Daniel Murphy’s recent letter in your paper (Nov. 24) is a thoughtless regurgitation of standard denialist talking points that don’t stand up to the slightest bit of scrutiny.
His screed includes false claims about: 1. The Great Barrier Reef (it is, in fact, gravely threatened by climate change and ocean acidification); 2. polar bears (they too are threatened despite claims by climate change deniers to the contrary, whom Murphy cites and who definitively have been refuted in the peer-reviewed scientific literature; and 3. The warming of the planet (it has warmed roughly 2 degrees Fahrenheit since the dawn of the industrial revolution, and all of the warming has been attributed to human-caused greenhouse gas increases from fossil fuel burning and other human activities).
Murphy makes untruthful statements about my own research in the late 1990s that resulted in the well-known “hockey stick” curve, which demonstrates recent warming to be unprecedented over the past thousand years.
He parrots discredited criticisms by two individuals (Stephen McIntyre and Ross McKitrick) with no expertise in climate science and fossil fuel industry ties.
As I recount in “The Hockey Stick and the Climate Wars,” the “hockey stick” has been ceaselessly attacked by climate deniers and by individuals like Murphy who parrot their talking points owing to the simple, undeniable message it conveys about the dramatic impact of human activity on our climate.
Murphy seems willfully ignorant of the fact that the scientific community has overwhelmingly validated our findings.
The highest scientific body in the U.S., the National Academy of Sciences, affirmed our findings in an exhaustive independent review published in June 2006 (see "Science panel backs study on warming climate,” New York Times, June 22, 2006).
In the two decades that have passed since our original work, dozens of groups of scientists have independently reproduced, confirmed and extended our findings, including an international team of nearly 80 scientists from around the world, publishing in the premier journal Nature Geoscience in 2012. They concluded that recent warming is unprecedented over an even longer time frame.
The most recent report of the Intergovernmental Panel on Climate Change concluded that recent warmth is likely unprecedented for at least the past 1,300 years, and there is now tentative evidence that the recent warming spike is unprecedented in tens of thousands of years.
Readers who are genuinely interested in the truth behind the science, rather than the falsehoods and smears perpetuated by individuals like Murphy, should read scientist-run websites like skepticalscience.com and michaelmann.net and books like my “Dire Predictions: Understanding Climate Change.”
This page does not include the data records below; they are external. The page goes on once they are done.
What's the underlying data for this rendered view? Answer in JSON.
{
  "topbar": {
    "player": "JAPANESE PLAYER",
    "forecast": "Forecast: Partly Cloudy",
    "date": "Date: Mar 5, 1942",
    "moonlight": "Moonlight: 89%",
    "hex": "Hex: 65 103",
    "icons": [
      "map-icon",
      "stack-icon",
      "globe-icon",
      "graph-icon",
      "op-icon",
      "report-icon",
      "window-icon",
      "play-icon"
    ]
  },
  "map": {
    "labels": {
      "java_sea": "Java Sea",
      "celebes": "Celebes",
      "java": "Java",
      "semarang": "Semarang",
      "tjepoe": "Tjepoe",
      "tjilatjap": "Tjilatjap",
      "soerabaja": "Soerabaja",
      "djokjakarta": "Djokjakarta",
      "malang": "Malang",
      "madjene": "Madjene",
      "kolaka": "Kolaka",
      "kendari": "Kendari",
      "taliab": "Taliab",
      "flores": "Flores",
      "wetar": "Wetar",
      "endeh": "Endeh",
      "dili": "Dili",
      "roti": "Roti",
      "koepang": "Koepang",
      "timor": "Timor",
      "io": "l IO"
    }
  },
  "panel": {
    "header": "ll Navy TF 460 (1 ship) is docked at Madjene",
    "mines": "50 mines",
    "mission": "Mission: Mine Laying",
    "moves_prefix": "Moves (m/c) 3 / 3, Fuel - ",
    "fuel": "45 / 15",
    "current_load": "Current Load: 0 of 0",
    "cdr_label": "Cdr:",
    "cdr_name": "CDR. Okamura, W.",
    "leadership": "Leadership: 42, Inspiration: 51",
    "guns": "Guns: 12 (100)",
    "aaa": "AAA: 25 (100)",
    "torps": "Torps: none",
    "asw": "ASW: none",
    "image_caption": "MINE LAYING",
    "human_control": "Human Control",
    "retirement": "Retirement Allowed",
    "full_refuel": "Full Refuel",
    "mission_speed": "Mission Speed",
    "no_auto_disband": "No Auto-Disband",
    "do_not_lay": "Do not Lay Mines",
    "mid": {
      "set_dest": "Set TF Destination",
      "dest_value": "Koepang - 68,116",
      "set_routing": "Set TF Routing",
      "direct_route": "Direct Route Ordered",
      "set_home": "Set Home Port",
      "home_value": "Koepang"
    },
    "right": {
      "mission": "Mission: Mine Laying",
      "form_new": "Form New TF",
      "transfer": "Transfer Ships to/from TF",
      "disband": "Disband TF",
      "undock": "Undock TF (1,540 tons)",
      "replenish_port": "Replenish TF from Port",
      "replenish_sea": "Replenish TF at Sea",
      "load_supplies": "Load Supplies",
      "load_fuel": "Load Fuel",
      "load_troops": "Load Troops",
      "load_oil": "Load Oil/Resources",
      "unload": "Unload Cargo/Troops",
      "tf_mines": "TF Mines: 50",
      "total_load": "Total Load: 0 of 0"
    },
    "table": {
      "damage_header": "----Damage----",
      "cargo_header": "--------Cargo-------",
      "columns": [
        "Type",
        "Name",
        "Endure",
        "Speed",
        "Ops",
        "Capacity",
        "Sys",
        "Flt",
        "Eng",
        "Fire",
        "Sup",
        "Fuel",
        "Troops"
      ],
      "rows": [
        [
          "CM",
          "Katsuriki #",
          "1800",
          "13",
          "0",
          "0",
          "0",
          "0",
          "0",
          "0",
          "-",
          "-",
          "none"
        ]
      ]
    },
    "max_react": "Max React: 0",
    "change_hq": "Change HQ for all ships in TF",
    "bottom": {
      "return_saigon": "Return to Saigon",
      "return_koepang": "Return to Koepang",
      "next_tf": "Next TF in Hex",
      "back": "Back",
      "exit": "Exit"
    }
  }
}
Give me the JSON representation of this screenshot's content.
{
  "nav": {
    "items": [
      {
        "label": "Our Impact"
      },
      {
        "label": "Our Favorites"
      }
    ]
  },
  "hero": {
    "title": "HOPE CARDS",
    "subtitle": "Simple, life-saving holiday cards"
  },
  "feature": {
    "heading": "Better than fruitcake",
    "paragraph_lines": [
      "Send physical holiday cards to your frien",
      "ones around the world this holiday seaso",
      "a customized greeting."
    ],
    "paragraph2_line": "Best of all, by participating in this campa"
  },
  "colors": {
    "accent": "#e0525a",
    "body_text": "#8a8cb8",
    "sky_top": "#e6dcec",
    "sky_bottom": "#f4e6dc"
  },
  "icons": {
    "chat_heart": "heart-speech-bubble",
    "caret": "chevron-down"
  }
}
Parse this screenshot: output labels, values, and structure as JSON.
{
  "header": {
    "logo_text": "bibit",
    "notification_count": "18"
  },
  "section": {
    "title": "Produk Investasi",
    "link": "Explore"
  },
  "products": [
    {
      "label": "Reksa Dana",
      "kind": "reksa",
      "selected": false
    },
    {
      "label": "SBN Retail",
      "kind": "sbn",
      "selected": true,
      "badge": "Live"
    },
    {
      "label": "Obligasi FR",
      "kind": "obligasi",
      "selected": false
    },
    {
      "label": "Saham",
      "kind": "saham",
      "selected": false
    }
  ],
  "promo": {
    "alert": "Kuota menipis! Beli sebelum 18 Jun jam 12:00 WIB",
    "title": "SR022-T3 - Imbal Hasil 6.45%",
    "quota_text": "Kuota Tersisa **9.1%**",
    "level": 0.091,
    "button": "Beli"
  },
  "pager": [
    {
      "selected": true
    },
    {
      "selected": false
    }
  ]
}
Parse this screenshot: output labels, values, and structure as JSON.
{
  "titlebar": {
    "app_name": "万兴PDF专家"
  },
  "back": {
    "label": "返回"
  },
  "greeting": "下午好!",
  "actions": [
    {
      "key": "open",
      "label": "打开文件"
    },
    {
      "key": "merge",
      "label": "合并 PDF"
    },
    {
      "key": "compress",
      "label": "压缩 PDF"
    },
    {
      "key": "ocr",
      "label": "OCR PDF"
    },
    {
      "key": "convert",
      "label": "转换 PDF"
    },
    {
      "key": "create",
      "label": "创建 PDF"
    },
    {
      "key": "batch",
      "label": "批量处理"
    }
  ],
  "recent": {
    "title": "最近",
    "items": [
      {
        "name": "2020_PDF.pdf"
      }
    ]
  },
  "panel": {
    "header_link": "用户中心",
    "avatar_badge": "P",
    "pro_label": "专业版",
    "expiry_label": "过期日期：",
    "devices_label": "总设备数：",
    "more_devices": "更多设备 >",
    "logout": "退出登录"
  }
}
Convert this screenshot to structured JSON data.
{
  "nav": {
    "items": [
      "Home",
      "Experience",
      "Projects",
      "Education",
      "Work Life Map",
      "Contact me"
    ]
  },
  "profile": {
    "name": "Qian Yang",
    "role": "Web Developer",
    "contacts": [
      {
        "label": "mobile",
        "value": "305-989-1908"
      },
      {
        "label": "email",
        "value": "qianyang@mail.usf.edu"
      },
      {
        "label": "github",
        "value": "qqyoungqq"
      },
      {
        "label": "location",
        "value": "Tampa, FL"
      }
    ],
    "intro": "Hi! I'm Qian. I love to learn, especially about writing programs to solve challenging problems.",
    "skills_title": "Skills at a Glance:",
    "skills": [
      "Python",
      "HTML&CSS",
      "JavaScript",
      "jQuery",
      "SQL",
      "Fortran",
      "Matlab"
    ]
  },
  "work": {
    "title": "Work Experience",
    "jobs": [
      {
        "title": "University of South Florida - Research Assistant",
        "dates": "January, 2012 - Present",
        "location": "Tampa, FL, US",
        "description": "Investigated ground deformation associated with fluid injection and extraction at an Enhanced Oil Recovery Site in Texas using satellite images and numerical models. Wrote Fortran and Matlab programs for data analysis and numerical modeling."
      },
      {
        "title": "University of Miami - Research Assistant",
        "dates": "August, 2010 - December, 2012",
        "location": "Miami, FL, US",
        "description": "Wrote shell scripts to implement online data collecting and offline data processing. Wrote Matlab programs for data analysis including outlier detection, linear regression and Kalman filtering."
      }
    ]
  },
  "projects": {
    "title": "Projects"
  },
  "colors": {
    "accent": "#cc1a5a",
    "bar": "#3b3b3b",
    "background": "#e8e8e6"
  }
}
Let’s get past the fake debate about whether climate change is real, and onto the worthy debate about what to do.
Michael E. Mann
Distinguished Professor, Department of Meteorology and Atmospheric Science
Penn State University